### ACTIVITY
Give the entries again, exactly as they stand.

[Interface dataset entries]

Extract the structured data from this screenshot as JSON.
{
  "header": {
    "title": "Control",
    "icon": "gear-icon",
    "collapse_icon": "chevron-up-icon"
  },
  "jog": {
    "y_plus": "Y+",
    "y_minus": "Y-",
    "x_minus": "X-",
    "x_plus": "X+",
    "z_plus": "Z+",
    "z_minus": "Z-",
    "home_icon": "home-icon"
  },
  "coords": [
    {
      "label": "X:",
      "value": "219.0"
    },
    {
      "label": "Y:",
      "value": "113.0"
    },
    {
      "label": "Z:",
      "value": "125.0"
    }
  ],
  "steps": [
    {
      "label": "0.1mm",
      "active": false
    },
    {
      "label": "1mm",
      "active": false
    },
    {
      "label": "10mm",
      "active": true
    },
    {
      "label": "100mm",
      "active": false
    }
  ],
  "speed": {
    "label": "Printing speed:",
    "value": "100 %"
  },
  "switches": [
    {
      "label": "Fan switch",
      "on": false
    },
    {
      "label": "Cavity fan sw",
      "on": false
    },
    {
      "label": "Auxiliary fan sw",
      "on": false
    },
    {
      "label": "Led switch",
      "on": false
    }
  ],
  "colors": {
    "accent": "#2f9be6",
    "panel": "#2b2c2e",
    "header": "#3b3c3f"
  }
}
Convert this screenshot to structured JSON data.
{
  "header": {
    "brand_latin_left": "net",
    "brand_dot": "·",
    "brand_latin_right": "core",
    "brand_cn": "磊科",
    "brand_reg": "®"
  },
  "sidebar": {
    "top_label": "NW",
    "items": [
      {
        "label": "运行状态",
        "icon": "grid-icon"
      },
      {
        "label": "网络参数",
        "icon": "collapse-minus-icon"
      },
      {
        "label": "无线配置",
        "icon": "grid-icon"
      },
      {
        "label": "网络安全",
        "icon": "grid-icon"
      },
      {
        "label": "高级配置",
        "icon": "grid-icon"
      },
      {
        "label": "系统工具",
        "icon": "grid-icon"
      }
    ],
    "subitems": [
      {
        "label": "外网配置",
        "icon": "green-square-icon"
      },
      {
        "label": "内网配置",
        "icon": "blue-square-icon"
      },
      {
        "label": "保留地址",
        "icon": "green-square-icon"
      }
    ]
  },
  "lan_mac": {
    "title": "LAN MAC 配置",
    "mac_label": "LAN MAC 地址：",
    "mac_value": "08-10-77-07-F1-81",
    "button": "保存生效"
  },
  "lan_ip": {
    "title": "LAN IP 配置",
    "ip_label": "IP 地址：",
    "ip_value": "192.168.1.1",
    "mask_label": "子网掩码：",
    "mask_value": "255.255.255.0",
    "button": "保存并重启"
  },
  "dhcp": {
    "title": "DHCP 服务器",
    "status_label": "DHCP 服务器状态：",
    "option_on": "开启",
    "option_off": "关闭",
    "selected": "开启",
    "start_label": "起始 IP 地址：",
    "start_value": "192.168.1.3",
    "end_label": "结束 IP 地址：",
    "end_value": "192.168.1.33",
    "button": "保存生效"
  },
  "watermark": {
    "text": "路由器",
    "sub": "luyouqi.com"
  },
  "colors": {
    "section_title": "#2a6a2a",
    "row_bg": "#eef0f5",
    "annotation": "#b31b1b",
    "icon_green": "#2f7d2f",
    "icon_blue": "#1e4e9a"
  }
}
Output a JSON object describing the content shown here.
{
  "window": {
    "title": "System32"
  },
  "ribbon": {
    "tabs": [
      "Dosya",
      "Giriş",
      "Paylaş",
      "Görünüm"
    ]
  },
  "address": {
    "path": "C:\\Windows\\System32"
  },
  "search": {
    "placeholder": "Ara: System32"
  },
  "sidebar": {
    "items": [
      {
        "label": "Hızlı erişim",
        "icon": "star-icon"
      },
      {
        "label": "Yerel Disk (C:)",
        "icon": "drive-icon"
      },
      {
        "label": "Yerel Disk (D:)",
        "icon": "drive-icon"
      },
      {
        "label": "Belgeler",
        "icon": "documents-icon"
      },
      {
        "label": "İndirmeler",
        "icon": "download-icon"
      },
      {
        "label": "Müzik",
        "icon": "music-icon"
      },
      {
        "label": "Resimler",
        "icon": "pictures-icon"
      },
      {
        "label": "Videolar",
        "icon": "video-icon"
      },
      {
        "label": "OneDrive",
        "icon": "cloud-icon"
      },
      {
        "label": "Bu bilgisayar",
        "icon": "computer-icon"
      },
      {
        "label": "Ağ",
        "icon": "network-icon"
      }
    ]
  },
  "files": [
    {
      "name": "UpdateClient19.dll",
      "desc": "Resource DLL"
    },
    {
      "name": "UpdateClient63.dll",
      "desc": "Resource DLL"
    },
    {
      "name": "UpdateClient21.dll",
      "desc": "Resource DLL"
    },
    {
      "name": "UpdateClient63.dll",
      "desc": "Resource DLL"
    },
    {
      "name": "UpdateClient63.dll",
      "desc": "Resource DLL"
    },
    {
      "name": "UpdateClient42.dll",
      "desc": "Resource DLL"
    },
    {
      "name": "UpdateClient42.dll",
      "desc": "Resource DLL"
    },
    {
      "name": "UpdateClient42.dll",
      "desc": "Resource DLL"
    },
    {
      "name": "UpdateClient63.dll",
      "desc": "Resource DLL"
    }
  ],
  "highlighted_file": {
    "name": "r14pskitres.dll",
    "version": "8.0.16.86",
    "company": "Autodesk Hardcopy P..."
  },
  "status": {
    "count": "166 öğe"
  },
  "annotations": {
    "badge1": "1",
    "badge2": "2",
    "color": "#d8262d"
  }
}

### REPLY TO THE TASK
Extract the structured data from this screenshot as JSON.
{
  "header": {
    "title": "Control",
    "icon": "gear-icon",
    "collapse_icon": "chevron-up-icon"
  },
  "jog": {
    "y_plus": "Y+",
    "y_minus": "Y-",
    "x_minus": "X-",
    "x_plus": "X+",
    "z_plus": "Z+",
    "z_minus": "Z-",
    "home_icon": "home-icon"
  },
  "coords": [
    {
      "label": "X:",
      "value": "219.0"
    },
    {
      "label": "Y:",
      "value": "113.0"
    },
    {
      "label": "Z:",
      "value": "125.0"
    }
  ],
  "steps": [
    {
      "label": "0.1mm",
      "active": false
    },
    {
      "label": "1mm",
      "active": false
    },
    {
      "label": "10mm",
      "active": true
    },
    {
      "label": "100mm",
      "active": false
    }
  ],
  "speed": {
    "label": "Printing speed:",
    "value": "100 %"
  },
  "switches": [
    {
      "label": "Fan switch",
      "on": false
    },
    {
      "label": "Cavity fan sw",
      "on": false
    },
    {
      "label": "Auxiliary fan sw",
      "on": false
    },
    {
      "label": "Led switch",
      "on": false
    }
  ],
  "colors": {
    "accent": "#2f9be6",
    "panel": "#2b2c2e",
    "header": "#3b3c3f"
  }
}
Convert this screenshot to structured JSON data.
{
  "header": {
    "brand_latin_left": "net",
    "brand_dot": "·",
    "brand_latin_right": "core",
    "brand_cn": "磊科",
    "brand_reg": "®"
  },
  "sidebar": {
    "top_label": "NW",
    "items": [
      {
        "label": "运行状态",
        "icon": "grid-icon"
      },
      {
        "label": "网络参数",
        "icon": "collapse-minus-icon"
      },
      {
        "label": "无线配置",
        "icon": "grid-icon"
      },
      {
        "label": "网络安全",
        "icon": "grid-icon"
      },
      {
        "label": "高级配置",
        "icon": "grid-icon"
      },
      {
        "label": "系统工具",
        "icon": "grid-icon"
      }
    ],
    "subitems": [
      {
        "label": "外网配置",
        "icon": "green-square-icon"
      },
      {
        "label": "内网配置",
        "icon": "blue-square-icon"
      },
      {
        "label": "保留地址",
        "icon": "green-square-icon"
      }
    ]
  },
  "lan_mac": {
    "title": "LAN MAC 配置",
    "mac_label": "LAN MAC 地址：",
    "mac_value": "08-10-77-07-F1-81",
    "button": "保存生效"
  },
  "lan_ip": {
    "title": "LAN IP 配置",
    "ip_label": "IP 地址：",
    "ip_value": "192.168.1.1",
    "mask_label": "子网掩码：",
    "mask_value": "255.255.255.0",
    "button": "保存并重启"
  },
  "dhcp": {
    "title": "DHCP 服务器",
    "status_label": "DHCP 服务器状态：",
    "option_on": "开启",
    "option_off": "关闭",
    "selected": "开启",
    "start_label": "起始 IP 地址：",
    "start_value": "192.168.1.3",
    "end_label": "结束 IP 地址：",
    "end_value": "192.168.1.33",
    "button": "保存生效"
  },
  "watermark": {
    "text": "路由器",
    "sub": "luyouqi.com"
  },
  "colors": {
    "section_title": "#2a6a2a",
    "row_bg": "#eef0f5",
    "annotation": "#b31b1b",
    "icon_green": "#2f7d2f",
    "icon_blue": "#1e4e9a"
  }
}
Output a JSON object describing the content shown here.
{
  "window": {
    "title": "System32"
  },
  "ribbon": {
    "tabs": [
      "Dosya",
      "Giriş",
      "Paylaş",
      "Görünüm"
    ]
  },
  "address": {
    "path": "C:\\Windows\\System32"
  },
  "search": {
    "placeholder": "Ara: System32"
  },
  "sidebar": {
    "items": [
      {
        "label": "Hızlı erişim",
        "icon": "star-icon"
      },
      {
        "label": "Yerel Disk (C:)",
        "icon": "drive-icon"
      },
      {
        "label": "Yerel Disk (D:)",
        "icon": "drive-icon"
      },
      {
        "label": "Belgeler",
        "icon": "documents-icon"
      },
      {
        "label": "İndirmeler",
        "icon": "download-icon"
      },
      {
        "label": "Müzik",
        "icon": "music-icon"
      },
      {
        "label": "Resimler",
        "icon": "pictures-icon"
      },
      {
        "label": "Videolar",
        "icon": "video-icon"
      },
      {
        "label": "OneDrive",
        "icon": "cloud-icon"
      },
      {
        "label": "Bu bilgisayar",
        "icon": "computer-icon"
      },
      {
        "label": "Ağ",
        "icon": "network-icon"
      }
    ]
  },
  "files": [
    {
      "name": "UpdateClient19.dll",
      "desc": "Resource DLL"
    },
    {
      "name": "UpdateClient63.dll",
      "desc": "Resource DLL"
    },
    {
      "name": "UpdateClient21.dll",
      "desc": "Resource DLL"
    },
    {
      "name": "UpdateClient63.dll",
      "desc": "Resource DLL"
    },
    {
      "name": "UpdateClient63.dll",
      "desc": "Resource DLL"
    },
    {
      "name": "UpdateClient42.dll",
      "desc": "Resource DLL"
    },
    {
      "name": "UpdateClient42.dll",
      "desc": "Resource DLL"
    },
    {
      "name": "UpdateClient42.dll",
      "desc": "Resource DLL"
    },
    {
      "name": "UpdateClient63.dll",
      "desc": "Resource DLL"
    }
  ],
  "highlighted_file": {
    "name": "r14pskitres.dll",
    "version": "8.0.16.86",
    "company": "Autodesk Hardcopy P..."
  },
  "status": {
    "count": "166 öğe"
  },
  "annotations": {
    "badge1": "1",
    "badge2": "2",
    "color": "#d8262d"
  }
}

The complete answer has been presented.